Soon, a woman enters — the tattooed Marianne, a carver of stone gargoyles by day who insists that she and the narrator were lovers in the 14th century, when she was a nun and he carried a crossbow. Gradually, the shriveled porno-actor gargoyle learns — awww — to love. But first, Marianne has an amusing moment while eating vegetarian pizza naked. ”A cheese strand dangled from her mouth to the edge of her left nipple,” the narrator reports, ”and I wanted to rappel it like a mozzarella commando to storm her lovely breasts.” The real expert on cheese here is Davidson.
I will willingly concede that my opinion of a book is not Gospel. However, I’m not alone by a long shot. Here is a collection of not only positive reviews of The Gargoyle, but glowing reviews.
I’m sure there are more and I’d be thrilled to add your voice to my little collection of praise for this wonderful novel. I would also like to suggest that you go to Entertainment Weekly’s website and submit your own grade for this novel. I’d hate for one man’s opinion (Gregory Kirschling) of this novel prevent people from picking up this novel just because it’s in a popular magazine.
Tags: Andrew Davidson, burn victim, car crash, debridement, mental illness, morphine addiction, past lives, schizophrenia, The Gargoyle, the power of love

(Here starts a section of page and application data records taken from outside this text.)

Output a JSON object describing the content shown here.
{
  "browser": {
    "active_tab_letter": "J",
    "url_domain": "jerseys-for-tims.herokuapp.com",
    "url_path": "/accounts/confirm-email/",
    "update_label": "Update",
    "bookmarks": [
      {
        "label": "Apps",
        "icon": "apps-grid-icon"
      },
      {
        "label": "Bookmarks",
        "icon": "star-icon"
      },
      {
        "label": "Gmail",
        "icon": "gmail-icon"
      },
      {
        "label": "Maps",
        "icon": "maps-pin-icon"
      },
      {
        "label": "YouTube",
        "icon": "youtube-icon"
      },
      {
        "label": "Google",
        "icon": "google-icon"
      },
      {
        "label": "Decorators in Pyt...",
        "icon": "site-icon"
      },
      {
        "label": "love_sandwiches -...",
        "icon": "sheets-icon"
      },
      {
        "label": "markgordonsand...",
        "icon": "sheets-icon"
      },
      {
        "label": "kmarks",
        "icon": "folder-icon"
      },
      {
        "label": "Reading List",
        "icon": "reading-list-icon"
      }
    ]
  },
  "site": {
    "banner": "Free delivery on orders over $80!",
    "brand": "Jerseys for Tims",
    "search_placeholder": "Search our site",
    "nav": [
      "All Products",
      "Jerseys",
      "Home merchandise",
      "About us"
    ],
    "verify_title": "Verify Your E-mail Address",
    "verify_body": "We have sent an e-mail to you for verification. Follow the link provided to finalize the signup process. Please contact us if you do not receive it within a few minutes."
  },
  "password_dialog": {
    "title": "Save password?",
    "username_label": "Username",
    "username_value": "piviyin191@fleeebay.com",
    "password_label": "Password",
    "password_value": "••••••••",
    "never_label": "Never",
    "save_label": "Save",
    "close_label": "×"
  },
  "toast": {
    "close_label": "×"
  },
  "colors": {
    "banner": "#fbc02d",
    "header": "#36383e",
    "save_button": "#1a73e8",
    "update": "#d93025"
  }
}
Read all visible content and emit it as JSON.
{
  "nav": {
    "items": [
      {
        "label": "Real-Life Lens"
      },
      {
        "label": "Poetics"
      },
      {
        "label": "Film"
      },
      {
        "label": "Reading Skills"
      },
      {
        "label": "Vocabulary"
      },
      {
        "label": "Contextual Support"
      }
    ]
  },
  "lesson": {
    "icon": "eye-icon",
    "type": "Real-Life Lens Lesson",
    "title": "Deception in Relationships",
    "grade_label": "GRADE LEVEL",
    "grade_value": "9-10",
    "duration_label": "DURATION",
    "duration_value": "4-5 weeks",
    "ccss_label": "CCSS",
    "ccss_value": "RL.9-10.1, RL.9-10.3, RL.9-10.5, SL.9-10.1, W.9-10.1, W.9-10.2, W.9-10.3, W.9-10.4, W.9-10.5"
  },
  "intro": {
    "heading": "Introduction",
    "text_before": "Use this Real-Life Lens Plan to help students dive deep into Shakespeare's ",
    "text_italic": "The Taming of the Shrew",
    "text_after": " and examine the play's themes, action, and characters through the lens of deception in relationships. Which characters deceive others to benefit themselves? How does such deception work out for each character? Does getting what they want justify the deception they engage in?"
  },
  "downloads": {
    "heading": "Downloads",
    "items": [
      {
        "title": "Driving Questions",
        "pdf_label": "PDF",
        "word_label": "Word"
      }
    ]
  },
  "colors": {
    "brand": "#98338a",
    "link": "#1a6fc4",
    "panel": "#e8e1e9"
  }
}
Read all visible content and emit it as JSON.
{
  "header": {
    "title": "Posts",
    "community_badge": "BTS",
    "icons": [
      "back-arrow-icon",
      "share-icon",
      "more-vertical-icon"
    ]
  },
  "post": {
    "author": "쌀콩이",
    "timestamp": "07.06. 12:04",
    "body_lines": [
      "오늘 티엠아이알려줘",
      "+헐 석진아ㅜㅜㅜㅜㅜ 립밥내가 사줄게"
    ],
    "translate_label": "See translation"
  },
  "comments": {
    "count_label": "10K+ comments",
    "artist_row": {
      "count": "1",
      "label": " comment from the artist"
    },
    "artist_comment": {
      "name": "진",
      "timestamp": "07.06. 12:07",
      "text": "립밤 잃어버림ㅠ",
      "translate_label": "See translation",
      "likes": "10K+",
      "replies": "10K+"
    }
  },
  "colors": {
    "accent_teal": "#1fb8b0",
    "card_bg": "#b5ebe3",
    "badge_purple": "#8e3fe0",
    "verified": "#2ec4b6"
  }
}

Death often brings about new life. After his near fatal car crash that left him permanently disfigured and emasculated by a significant amount of 3rd degree burns, the unnamed narrator of this novel spent a great deal of his lengthy hospital stay planning his eventual suicide. His life as a porn star and producer of adult films went up in smoke like his skin. He had no interest in making a new life after the death of his good looks and his livelihood – at least not until Marianne Engel, a patient in the hospital’s mental health unit, unexpectedly begins visiting his bedside and telling him how their lives have been intertwined now for several hundred years.
The Gargoyle follows the narrator through his hospital recovery and beyond in a compelling way. While the narrator’s salacious past and gruesome present are fascinating, Marianne Engel’s stories are poetic, mystical, and engrossing. I do not want to reveal too much of the plot here. It’s best to go into this book knowing as little as possible. Just expect to go on a ride like no other. One image that has not left me since reading this book is of the woman who stands watch for an hour each day by the edge of the cliff, never losing hope that her beloved husband will return. I can smell the salt in the air as the breeze whips her hair about in the wind. Her anguish makes that story of love all the more beautiful. There is no down time in this book. Each section moves the story forward.
Words cannot accurately express how intense and wonderful The Gargoyle is. From the first scenes of the unnamed protagonist’s fiery car crash to the conclusion, I was hooked into his world of burnt flesh and the possibility of a love strong enough to be tested by fire over and over again. It was a pleasure to go to hell and back with Andrew Davidson. This book is inspiring. It will encourage its readers to write. It will encourage its readers to come back again. Trust me, you definitely must read this book.
To buy this novel, click here.